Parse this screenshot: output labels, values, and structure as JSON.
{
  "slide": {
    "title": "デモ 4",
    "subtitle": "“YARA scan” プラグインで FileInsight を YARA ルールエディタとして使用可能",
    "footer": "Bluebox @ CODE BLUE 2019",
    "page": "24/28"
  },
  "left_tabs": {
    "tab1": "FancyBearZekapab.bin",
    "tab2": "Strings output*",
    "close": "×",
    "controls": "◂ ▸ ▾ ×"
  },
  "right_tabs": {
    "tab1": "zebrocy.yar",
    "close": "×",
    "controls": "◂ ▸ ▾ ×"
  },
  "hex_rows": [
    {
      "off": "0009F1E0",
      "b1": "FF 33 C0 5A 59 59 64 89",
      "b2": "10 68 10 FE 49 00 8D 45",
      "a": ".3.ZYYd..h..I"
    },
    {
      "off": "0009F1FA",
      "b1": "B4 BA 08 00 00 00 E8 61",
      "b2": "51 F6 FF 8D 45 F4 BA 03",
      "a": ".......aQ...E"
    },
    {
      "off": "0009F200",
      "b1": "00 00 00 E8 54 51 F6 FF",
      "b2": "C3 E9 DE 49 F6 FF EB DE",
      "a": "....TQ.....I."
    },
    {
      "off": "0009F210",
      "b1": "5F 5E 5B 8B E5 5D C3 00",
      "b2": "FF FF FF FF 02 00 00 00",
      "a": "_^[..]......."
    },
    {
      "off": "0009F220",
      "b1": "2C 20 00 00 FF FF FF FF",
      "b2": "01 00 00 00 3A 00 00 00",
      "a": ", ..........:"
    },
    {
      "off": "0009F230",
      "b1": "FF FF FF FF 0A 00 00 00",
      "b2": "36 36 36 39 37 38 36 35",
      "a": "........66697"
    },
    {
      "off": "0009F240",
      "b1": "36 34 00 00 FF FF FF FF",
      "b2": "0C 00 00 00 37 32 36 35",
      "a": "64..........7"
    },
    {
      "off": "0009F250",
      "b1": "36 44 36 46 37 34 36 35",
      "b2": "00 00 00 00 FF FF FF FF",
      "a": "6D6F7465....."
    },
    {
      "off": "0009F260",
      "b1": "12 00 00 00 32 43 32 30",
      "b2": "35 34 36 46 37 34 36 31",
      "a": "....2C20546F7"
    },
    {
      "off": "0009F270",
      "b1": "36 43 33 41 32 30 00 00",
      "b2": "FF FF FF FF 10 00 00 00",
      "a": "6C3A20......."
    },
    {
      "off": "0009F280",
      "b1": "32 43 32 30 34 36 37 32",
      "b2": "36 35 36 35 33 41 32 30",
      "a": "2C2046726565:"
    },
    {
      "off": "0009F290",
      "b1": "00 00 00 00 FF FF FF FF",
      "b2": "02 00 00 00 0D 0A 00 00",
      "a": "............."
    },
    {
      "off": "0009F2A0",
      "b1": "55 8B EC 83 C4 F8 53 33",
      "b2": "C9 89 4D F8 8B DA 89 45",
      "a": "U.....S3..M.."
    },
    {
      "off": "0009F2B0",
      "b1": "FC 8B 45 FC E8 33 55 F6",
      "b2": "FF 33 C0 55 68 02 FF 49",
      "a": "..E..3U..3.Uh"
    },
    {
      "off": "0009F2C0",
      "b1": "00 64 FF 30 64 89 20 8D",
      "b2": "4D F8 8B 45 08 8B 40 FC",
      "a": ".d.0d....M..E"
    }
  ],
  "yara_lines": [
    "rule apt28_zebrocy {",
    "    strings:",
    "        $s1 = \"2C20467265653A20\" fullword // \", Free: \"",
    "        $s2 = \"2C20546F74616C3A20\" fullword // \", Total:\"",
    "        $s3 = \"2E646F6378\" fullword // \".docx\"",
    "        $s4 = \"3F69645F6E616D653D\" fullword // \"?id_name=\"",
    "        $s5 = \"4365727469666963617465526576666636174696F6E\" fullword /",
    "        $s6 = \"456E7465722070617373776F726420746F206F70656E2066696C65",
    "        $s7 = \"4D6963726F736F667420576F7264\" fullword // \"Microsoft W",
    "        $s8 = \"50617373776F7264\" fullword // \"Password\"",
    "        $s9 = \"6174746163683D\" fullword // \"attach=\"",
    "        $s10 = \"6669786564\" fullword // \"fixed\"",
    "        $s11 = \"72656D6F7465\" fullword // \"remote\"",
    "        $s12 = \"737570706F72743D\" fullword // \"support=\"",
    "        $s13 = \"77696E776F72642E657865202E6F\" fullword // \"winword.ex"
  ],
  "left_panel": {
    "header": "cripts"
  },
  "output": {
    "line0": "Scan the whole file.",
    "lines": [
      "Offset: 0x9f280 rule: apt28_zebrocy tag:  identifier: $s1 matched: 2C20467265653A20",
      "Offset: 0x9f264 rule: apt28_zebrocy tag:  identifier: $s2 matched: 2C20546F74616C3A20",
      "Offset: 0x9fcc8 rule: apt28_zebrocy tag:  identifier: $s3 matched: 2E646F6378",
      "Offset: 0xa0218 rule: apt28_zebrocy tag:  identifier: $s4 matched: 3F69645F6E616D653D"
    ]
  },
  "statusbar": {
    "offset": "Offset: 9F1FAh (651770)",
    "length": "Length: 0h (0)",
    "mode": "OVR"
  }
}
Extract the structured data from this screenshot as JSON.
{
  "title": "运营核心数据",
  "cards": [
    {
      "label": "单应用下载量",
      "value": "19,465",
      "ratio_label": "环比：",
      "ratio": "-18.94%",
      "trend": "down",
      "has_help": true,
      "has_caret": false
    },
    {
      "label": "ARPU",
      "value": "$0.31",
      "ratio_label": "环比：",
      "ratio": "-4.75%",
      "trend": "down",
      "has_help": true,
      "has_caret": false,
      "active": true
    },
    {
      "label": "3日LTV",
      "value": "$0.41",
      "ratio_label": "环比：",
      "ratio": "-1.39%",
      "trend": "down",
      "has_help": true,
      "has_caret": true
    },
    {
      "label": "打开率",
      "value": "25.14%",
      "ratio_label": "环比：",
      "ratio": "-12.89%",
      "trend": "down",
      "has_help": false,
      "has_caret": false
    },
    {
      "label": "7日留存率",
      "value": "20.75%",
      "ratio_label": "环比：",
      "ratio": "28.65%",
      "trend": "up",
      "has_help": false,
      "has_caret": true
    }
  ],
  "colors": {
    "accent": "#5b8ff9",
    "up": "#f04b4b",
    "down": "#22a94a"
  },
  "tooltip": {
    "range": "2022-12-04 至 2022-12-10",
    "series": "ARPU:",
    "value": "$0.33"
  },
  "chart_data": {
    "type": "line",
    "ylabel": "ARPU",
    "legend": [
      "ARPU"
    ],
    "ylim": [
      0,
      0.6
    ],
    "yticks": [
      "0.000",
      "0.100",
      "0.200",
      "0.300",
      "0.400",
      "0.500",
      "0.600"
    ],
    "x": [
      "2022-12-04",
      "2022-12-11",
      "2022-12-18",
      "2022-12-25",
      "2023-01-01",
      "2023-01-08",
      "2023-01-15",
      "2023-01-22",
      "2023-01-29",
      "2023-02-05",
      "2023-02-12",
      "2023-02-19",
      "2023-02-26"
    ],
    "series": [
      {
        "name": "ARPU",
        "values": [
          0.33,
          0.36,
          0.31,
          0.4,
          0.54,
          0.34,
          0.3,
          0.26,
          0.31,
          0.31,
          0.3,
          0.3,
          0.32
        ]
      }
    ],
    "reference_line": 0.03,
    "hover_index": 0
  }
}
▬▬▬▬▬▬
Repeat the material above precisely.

### RESULT BELOW:
Parse this screenshot: output labels, values, and structure as JSON.
{
  "slide": {
    "title": "デモ 4",
    "subtitle": "“YARA scan” プラグインで FileInsight を YARA ルールエディタとして使用可能",
    "footer": "Bluebox @ CODE BLUE 2019",
    "page": "24/28"
  },
  "left_tabs": {
    "tab1": "FancyBearZekapab.bin",
    "tab2": "Strings output*",
    "close": "×",
    "controls": "◂ ▸ ▾ ×"
  },
  "right_tabs": {
    "tab1": "zebrocy.yar",
    "close": "×",
    "controls": "◂ ▸ ▾ ×"
  },
  "hex_rows": [
    {
      "off": "0009F1E0",
      "b1": "FF 33 C0 5A 59 59 64 89",
      "b2": "10 68 10 FE 49 00 8D 45",
      "a": ".3.ZYYd..h..I"
    },
    {
      "off": "0009F1FA",
      "b1": "B4 BA 08 00 00 00 E8 61",
      "b2": "51 F6 FF 8D 45 F4 BA 03",
      "a": ".......aQ...E"
    },
    {
      "off": "0009F200",
      "b1": "00 00 00 E8 54 51 F6 FF",
      "b2": "C3 E9 DE 49 F6 FF EB DE",
      "a": "....TQ.....I."
    },
    {
      "off": "0009F210",
      "b1": "5F 5E 5B 8B E5 5D C3 00",
      "b2": "FF FF FF FF 02 00 00 00",
      "a": "_^[..]......."
    },
    {
      "off": "0009F220",
      "b1": "2C 20 00 00 FF FF FF FF",
      "b2": "01 00 00 00 3A 00 00 00",
      "a": ", ..........:"
    },
    {
      "off": "0009F230",
      "b1": "FF FF FF FF 0A 00 00 00",
      "b2": "36 36 36 39 37 38 36 35",
      "a": "........66697"
    },
    {
      "off": "0009F240",
      "b1": "36 34 00 00 FF FF FF FF",
      "b2": "0C 00 00 00 37 32 36 35",
      "a": "64..........7"
    },
    {
      "off": "0009F250",
      "b1": "36 44 36 46 37 34 36 35",
      "b2": "00 00 00 00 FF FF FF FF",
      "a": "6D6F7465....."
    },
    {
      "off": "0009F260",
      "b1": "12 00 00 00 32 43 32 30",
      "b2": "35 34 36 46 37 34 36 31",
      "a": "....2C20546F7"
    },
    {
      "off": "0009F270",
      "b1": "36 43 33 41 32 30 00 00",
      "b2": "FF FF FF FF 10 00 00 00",
      "a": "6C3A20......."
    },
    {
      "off": "0009F280",
      "b1": "32 43 32 30 34 36 37 32",
      "b2": "36 35 36 35 33 41 32 30",
      "a": "2C2046726565:"
    },
    {
      "off": "0009F290",
      "b1": "00 00 00 00 FF FF FF FF",
      "b2": "02 00 00 00 0D 0A 00 00",
      "a": "............."
    },
    {
      "off": "0009F2A0",
      "b1": "55 8B EC 83 C4 F8 53 33",
      "b2": "C9 89 4D F8 8B DA 89 45",
      "a": "U.....S3..M.."
    },
    {
      "off": "0009F2B0",
      "b1": "FC 8B 45 FC E8 33 55 F6",
      "b2": "FF 33 C0 55 68 02 FF 49",
      "a": "..E..3U..3.Uh"
    },
    {
      "off": "0009F2C0",
      "b1": "00 64 FF 30 64 89 20 8D",
      "b2": "4D F8 8B 45 08 8B 40 FC",
      "a": ".d.0d....M..E"
    }
  ],
  "yara_lines": [
    "rule apt28_zebrocy {",
    "    strings:",
    "        $s1 = \"2C20467265653A20\" fullword // \", Free: \"",
    "        $s2 = \"2C20546F74616C3A20\" fullword // \", Total:\"",
    "        $s3 = \"2E646F6378\" fullword // \".docx\"",
    "        $s4 = \"3F69645F6E616D653D\" fullword // \"?id_name=\"",
    "        $s5 = \"4365727469666963617465526576666636174696F6E\" fullword /",
    "        $s6 = \"456E7465722070617373776F726420746F206F70656E2066696C65",
    "        $s7 = \"4D6963726F736F667420576F7264\" fullword // \"Microsoft W",
    "        $s8 = \"50617373776F7264\" fullword // \"Password\"",
    "        $s9 = \"6174746163683D\" fullword // \"attach=\"",
    "        $s10 = \"6669786564\" fullword // \"fixed\"",
    "        $s11 = \"72656D6F7465\" fullword // \"remote\"",
    "        $s12 = \"737570706F72743D\" fullword // \"support=\"",
    "        $s13 = \"77696E776F72642E657865202E6F\" fullword // \"winword.ex"
  ],
  "left_panel": {
    "header": "cripts"
  },
  "output": {
    "line0": "Scan the whole file.",
    "lines": [
      "Offset: 0x9f280 rule: apt28_zebrocy tag:  identifier: $s1 matched: 2C20467265653A20",
      "Offset: 0x9f264 rule: apt28_zebrocy tag:  identifier: $s2 matched: 2C20546F74616C3A20",
      "Offset: 0x9fcc8 rule: apt28_zebrocy tag:  identifier: $s3 matched: 2E646F6378",
      "Offset: 0xa0218 rule: apt28_zebrocy tag:  identifier: $s4 matched: 3F69645F6E616D653D"
    ]
  },
  "statusbar": {
    "offset": "Offset: 9F1FAh (651770)",
    "length": "Length: 0h (0)",
    "mode": "OVR"
  }
}
Extract the structured data from this screenshot as JSON.
{
  "title": "运营核心数据",
  "cards": [
    {
      "label": "单应用下载量",
      "value": "19,465",
      "ratio_label": "环比：",
      "ratio": "-18.94%",
      "trend": "down",
      "has_help": true,
      "has_caret": false
    },
    {
      "label": "ARPU",
      "value": "$0.31",
      "ratio_label": "环比：",
      "ratio": "-4.75%",
      "trend": "down",
      "has_help": true,
      "has_caret": false,
      "active": true
    },
    {
      "label": "3日LTV",
      "value": "$0.41",
      "ratio_label": "环比：",
      "ratio": "-1.39%",
      "trend": "down",
      "has_help": true,
      "has_caret": true
    },
    {
      "label": "打开率",
      "value": "25.14%",
      "ratio_label": "环比：",
      "ratio": "-12.89%",
      "trend": "down",
      "has_help": false,
      "has_caret": false
    },
    {
      "label": "7日留存率",
      "value": "20.75%",
      "ratio_label": "环比：",
      "ratio": "28.65%",
      "trend": "up",
      "has_help": false,
      "has_caret": true
    }
  ],
  "colors": {
    "accent": "#5b8ff9",
    "up": "#f04b4b",
    "down": "#22a94a"
  },
  "tooltip": {
    "range": "2022-12-04 至 2022-12-10",
    "series": "ARPU:",
    "value": "$0.33"
  },
  "chart_data": {
    "type": "line",
    "ylabel": "ARPU",
    "legend": [
      "ARPU"
    ],
    "ylim": [
      0,
      0.6
    ],
    "yticks": [
      "0.000",
      "0.100",
      "0.200",
      "0.300",
      "0.400",
      "0.500",
      "0.600"
    ],
    "x": [
      "2022-12-04",
      "2022-12-11",
      "2022-12-18",
      "2022-12-25",
      "2023-01-01",
      "2023-01-08",
      "2023-01-15",
      "2023-01-22",
      "2023-01-29",
      "2023-02-05",
      "2023-02-12",
      "2023-02-19",
      "2023-02-26"
    ],
    "series": [
      {
        "name": "ARPU",
        "values": [
          0.33,
          0.36,
          0.31,
          0.4,
          0.54,
          0.34,
          0.3,
          0.26,
          0.31,
          0.31,
          0.3,
          0.3,
          0.32
        ]
      }
    ],
    "reference_line": 0.03,
    "hover_index": 0
  }
}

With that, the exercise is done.